Work to be completed:
Check every line of the entries below for "Search", and copy the lines that have it.

Dataset content:
-=-=-

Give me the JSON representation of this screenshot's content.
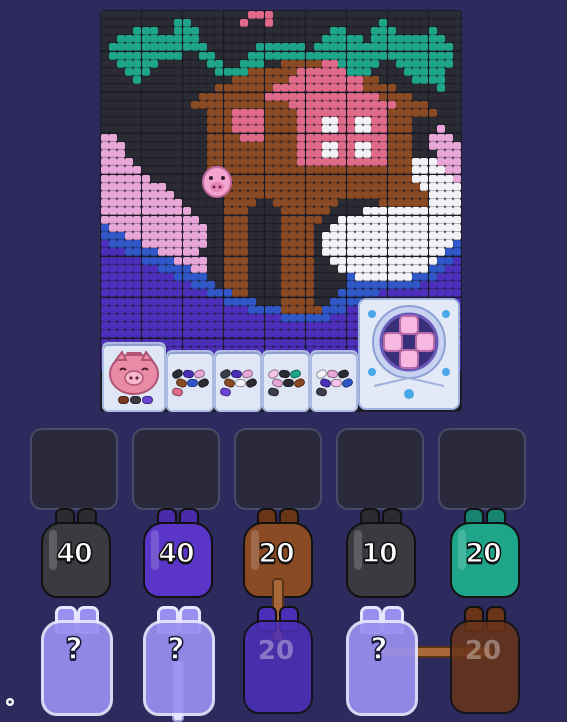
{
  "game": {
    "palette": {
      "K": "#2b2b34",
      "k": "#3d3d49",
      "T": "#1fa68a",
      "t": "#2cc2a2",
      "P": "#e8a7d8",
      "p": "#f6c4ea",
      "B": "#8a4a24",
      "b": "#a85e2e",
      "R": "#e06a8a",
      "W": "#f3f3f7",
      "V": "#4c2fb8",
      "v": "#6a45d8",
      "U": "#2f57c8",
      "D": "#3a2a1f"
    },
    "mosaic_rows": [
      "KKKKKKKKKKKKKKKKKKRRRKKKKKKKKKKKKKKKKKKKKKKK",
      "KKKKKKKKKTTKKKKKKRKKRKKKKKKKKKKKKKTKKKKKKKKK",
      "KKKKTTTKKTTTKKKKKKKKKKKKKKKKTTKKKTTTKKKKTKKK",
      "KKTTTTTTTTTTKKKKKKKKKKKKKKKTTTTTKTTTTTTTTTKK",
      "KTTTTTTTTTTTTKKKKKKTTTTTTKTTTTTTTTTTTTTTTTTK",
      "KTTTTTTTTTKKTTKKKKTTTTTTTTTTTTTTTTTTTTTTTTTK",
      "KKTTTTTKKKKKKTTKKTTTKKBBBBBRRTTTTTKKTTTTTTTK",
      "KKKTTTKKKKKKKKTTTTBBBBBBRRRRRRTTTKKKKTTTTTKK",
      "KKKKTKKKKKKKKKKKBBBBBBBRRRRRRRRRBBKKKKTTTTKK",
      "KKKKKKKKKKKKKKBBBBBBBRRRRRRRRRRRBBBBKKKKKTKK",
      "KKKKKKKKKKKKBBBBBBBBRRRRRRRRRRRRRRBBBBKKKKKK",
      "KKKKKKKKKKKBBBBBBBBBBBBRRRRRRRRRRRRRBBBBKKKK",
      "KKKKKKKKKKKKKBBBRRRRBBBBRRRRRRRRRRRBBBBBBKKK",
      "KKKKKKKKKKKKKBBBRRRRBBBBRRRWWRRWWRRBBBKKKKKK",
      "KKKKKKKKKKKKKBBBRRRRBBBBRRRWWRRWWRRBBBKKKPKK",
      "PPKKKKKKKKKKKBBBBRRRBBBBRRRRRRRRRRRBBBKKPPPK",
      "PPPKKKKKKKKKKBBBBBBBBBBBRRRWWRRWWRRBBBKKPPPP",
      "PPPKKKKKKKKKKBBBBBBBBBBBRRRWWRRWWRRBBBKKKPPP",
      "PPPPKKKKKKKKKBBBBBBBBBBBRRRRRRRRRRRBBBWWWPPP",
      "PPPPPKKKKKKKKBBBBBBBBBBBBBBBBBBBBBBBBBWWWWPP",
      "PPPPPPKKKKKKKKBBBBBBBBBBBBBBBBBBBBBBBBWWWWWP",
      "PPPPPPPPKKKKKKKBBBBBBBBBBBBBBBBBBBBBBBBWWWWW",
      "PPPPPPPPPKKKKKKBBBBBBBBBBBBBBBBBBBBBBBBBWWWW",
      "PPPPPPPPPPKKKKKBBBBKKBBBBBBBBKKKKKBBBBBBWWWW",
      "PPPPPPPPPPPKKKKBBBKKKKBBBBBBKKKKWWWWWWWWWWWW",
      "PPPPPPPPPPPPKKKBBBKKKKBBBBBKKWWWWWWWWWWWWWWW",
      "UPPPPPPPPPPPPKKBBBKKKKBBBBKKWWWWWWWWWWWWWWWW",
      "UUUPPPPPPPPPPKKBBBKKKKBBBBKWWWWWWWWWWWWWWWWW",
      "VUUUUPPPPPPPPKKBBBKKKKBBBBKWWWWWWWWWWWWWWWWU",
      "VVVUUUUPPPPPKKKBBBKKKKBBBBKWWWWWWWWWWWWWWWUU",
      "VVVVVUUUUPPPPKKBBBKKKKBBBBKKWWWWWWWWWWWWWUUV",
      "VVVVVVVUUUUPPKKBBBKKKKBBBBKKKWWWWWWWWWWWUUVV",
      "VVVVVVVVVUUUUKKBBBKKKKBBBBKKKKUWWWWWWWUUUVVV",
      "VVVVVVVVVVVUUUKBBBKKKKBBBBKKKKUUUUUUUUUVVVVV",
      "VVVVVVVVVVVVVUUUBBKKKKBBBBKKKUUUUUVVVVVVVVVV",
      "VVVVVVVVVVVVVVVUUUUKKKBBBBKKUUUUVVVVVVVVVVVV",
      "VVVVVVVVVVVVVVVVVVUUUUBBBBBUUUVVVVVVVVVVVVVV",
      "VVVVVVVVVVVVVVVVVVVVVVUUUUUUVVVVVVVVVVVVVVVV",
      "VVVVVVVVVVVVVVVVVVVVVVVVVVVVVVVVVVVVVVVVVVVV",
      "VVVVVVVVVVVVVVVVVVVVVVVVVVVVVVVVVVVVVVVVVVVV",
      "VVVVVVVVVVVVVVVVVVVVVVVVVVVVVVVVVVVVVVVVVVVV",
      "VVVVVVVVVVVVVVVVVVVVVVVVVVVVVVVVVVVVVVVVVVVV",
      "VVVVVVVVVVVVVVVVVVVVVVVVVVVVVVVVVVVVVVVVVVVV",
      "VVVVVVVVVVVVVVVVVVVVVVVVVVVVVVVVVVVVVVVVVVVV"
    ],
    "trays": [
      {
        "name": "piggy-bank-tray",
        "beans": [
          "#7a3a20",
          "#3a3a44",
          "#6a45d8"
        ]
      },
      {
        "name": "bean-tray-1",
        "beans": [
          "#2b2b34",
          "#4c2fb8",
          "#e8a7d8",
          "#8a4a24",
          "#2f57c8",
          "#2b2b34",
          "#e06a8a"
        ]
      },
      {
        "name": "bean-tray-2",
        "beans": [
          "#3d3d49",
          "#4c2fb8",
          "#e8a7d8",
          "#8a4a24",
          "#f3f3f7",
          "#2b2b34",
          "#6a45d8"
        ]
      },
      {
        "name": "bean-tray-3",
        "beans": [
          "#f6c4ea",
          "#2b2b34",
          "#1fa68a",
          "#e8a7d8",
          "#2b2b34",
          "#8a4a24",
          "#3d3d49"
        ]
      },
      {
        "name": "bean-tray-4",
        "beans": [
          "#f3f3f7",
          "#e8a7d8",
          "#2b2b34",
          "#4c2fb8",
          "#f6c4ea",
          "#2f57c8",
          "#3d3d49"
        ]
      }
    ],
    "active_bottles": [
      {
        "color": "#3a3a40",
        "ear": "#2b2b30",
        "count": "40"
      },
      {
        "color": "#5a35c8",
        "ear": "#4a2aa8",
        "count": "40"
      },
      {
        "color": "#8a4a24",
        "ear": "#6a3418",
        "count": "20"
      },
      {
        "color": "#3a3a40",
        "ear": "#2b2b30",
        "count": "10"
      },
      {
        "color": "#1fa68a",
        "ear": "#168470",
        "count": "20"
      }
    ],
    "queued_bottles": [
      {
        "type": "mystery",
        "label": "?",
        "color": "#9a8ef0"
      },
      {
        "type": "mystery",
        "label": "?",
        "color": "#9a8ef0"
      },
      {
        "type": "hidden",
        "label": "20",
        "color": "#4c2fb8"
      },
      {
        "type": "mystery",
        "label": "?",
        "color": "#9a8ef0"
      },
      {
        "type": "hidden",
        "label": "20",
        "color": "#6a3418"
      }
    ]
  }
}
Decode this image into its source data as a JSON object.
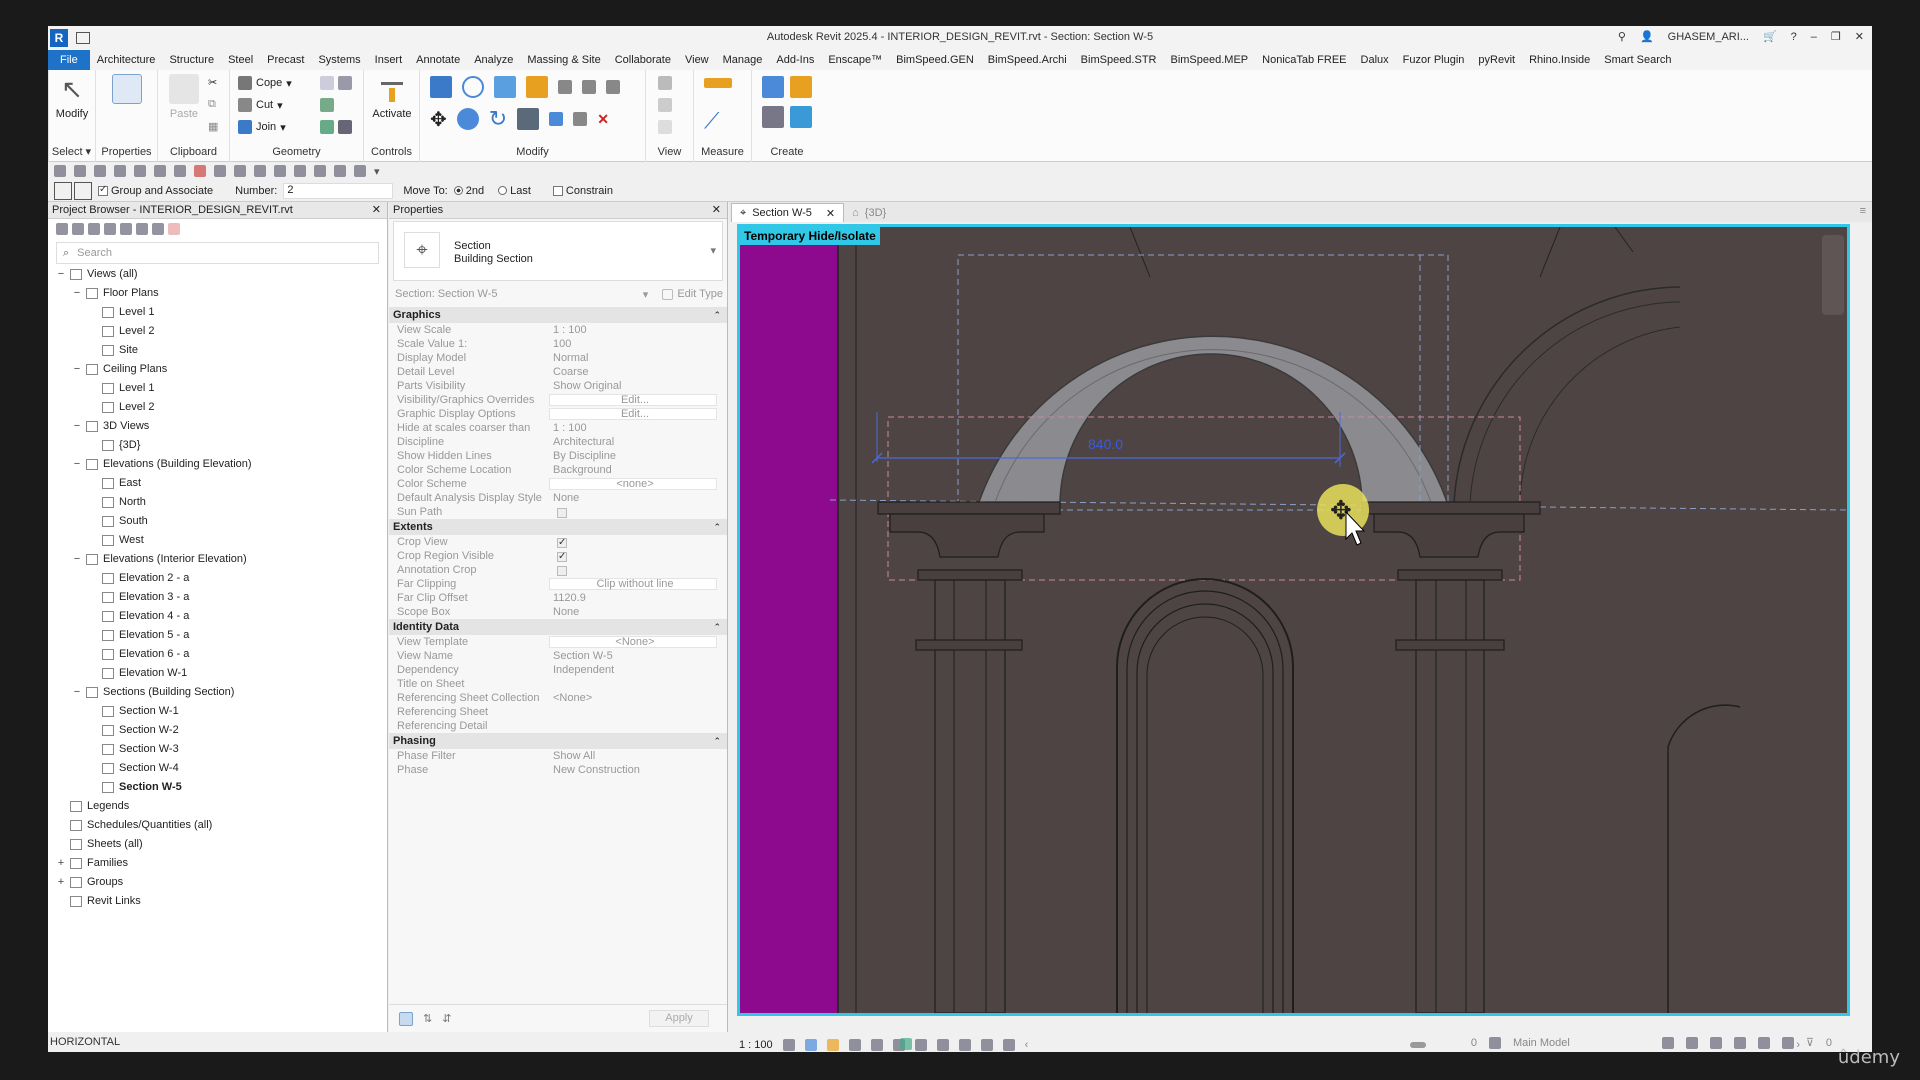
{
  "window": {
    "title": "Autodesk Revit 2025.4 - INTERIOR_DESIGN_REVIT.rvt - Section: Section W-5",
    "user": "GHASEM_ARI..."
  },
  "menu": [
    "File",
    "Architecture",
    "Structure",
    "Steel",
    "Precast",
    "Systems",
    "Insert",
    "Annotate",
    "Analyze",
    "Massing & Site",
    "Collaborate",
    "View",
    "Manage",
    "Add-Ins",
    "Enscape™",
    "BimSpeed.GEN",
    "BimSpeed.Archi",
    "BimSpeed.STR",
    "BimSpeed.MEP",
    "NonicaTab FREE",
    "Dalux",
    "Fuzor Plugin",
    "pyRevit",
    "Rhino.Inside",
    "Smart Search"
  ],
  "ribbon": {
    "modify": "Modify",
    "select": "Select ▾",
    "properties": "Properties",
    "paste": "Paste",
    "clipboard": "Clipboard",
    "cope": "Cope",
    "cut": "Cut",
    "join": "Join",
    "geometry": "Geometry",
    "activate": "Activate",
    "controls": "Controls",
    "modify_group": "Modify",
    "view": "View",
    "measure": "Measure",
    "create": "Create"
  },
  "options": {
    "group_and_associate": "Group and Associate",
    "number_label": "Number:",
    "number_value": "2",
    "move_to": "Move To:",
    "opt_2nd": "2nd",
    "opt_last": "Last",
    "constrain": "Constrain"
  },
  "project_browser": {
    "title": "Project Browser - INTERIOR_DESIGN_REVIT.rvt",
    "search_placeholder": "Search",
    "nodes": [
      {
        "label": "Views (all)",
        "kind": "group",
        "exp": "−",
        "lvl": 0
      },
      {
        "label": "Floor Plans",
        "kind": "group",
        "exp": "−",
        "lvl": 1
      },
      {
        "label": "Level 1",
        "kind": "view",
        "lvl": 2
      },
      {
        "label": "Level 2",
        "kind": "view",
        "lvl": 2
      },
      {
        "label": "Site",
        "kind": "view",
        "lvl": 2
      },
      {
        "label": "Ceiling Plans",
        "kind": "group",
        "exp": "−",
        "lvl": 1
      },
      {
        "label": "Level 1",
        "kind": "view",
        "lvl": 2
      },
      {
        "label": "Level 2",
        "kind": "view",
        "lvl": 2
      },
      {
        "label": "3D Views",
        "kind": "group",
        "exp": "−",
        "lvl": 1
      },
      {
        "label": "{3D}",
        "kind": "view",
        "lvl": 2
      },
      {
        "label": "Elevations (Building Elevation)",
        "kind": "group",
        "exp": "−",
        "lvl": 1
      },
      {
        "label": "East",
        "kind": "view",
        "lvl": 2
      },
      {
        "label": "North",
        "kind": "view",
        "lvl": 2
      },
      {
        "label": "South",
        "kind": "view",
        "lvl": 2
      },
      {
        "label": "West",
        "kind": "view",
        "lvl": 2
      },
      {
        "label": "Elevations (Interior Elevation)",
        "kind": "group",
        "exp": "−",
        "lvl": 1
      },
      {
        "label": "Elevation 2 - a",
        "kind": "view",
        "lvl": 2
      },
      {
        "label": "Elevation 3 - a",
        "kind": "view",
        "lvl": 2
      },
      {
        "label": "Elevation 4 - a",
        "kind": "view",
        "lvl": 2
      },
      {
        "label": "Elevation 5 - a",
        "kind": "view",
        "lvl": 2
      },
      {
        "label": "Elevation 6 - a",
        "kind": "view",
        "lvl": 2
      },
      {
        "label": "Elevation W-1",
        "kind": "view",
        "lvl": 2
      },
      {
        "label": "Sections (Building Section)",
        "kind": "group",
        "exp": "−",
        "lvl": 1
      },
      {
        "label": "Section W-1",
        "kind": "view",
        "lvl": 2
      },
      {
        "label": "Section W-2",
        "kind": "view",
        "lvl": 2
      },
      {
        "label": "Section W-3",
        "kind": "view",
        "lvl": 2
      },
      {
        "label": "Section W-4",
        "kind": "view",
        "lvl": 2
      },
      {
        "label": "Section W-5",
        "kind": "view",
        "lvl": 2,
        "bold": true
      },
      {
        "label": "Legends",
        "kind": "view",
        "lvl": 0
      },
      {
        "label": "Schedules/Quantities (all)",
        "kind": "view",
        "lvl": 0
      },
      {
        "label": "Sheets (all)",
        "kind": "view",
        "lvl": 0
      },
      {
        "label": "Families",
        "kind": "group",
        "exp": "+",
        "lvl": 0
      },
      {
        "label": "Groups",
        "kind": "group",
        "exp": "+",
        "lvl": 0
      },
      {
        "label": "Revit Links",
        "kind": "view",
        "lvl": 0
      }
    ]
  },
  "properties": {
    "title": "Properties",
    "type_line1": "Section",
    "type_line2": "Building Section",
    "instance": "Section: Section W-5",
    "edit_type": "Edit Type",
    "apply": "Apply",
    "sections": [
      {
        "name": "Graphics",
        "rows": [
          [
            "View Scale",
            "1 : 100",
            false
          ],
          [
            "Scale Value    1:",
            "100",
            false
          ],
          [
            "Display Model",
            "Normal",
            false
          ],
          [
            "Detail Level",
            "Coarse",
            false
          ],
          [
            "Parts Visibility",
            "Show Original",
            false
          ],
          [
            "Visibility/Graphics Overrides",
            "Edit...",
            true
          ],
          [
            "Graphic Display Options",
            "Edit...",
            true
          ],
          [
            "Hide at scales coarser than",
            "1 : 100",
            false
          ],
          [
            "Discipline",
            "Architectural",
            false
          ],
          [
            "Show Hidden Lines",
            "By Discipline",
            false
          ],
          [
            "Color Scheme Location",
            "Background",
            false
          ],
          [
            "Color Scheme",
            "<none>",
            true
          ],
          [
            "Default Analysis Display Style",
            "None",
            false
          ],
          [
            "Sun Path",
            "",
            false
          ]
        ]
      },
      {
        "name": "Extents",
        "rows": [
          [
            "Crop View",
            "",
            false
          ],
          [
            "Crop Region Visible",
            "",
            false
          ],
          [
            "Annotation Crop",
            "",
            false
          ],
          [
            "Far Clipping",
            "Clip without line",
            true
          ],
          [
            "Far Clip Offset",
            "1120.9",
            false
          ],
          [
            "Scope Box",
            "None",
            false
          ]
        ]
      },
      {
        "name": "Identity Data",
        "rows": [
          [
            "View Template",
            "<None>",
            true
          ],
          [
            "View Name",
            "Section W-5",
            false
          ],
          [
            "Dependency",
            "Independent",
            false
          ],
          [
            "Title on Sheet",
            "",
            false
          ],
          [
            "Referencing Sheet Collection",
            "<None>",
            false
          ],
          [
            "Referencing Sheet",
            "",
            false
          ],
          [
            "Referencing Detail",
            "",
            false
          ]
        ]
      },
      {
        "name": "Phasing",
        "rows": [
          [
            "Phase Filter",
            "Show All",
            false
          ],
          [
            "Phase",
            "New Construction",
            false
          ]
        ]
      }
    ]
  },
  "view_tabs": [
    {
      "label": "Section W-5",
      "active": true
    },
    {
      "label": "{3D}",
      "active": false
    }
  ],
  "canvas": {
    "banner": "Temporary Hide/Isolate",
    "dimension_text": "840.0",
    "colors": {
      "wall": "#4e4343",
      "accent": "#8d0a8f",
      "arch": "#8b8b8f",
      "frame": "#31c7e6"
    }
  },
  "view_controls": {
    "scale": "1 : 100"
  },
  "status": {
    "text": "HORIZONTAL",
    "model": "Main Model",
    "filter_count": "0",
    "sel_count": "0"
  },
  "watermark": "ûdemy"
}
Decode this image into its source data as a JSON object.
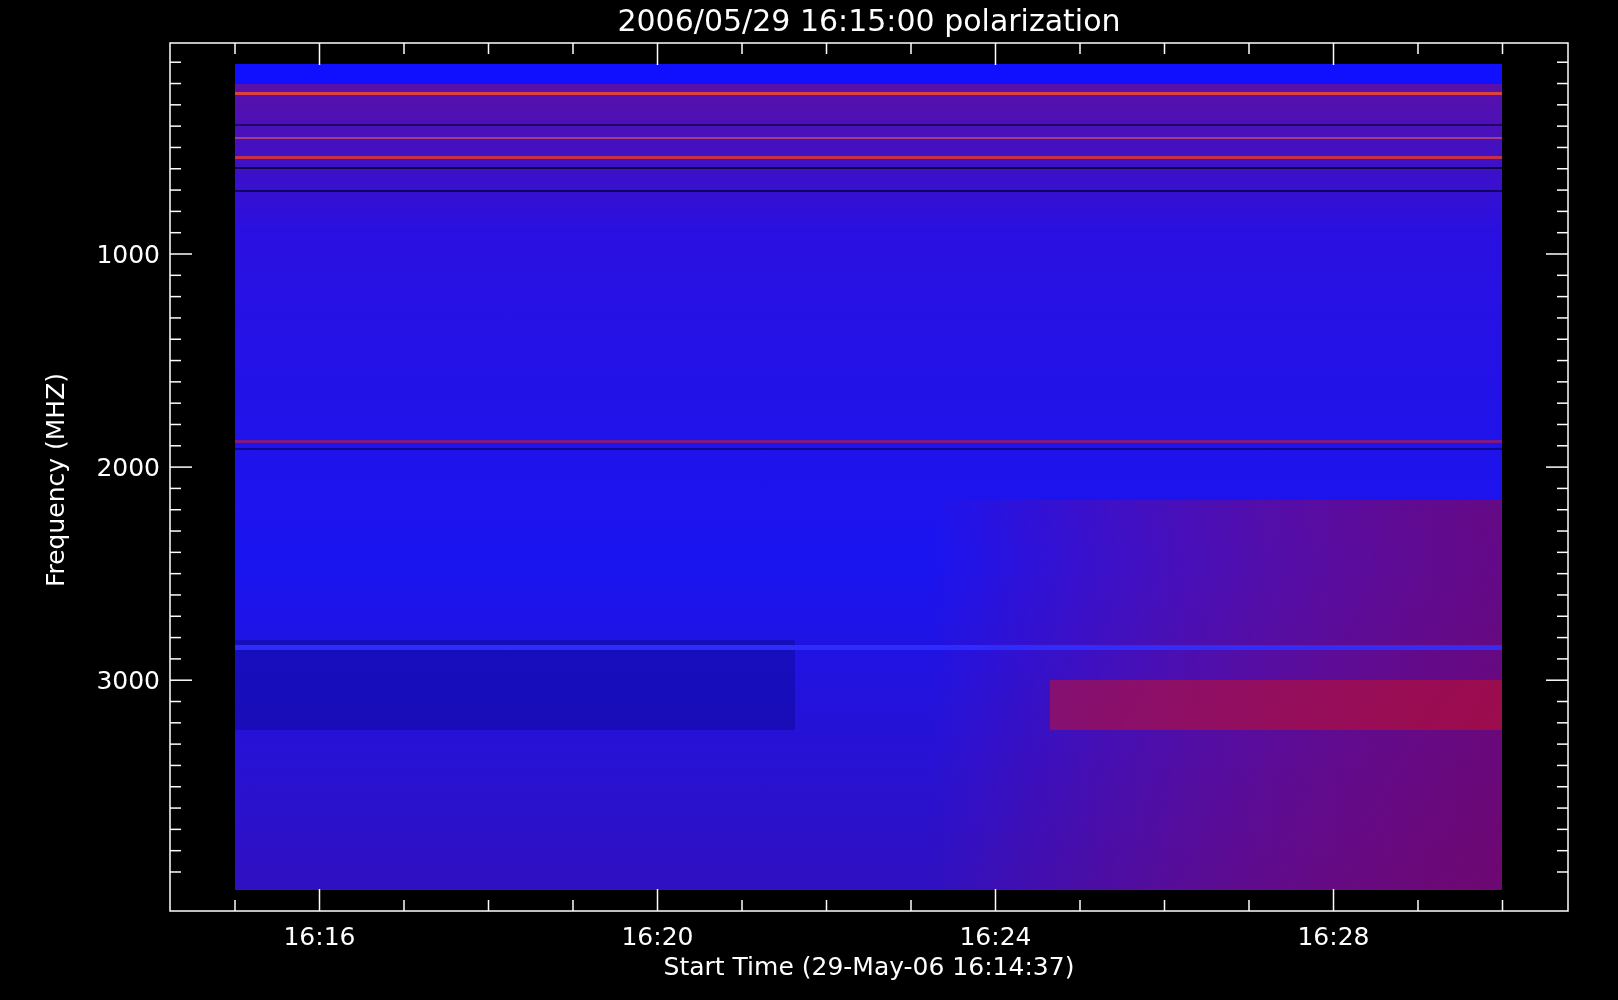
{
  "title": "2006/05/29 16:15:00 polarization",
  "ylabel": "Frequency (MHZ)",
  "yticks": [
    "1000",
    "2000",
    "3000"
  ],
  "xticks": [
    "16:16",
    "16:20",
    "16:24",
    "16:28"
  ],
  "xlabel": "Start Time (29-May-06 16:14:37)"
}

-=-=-

Response:
    "Smart Search"
    "search_placeholder": "Search",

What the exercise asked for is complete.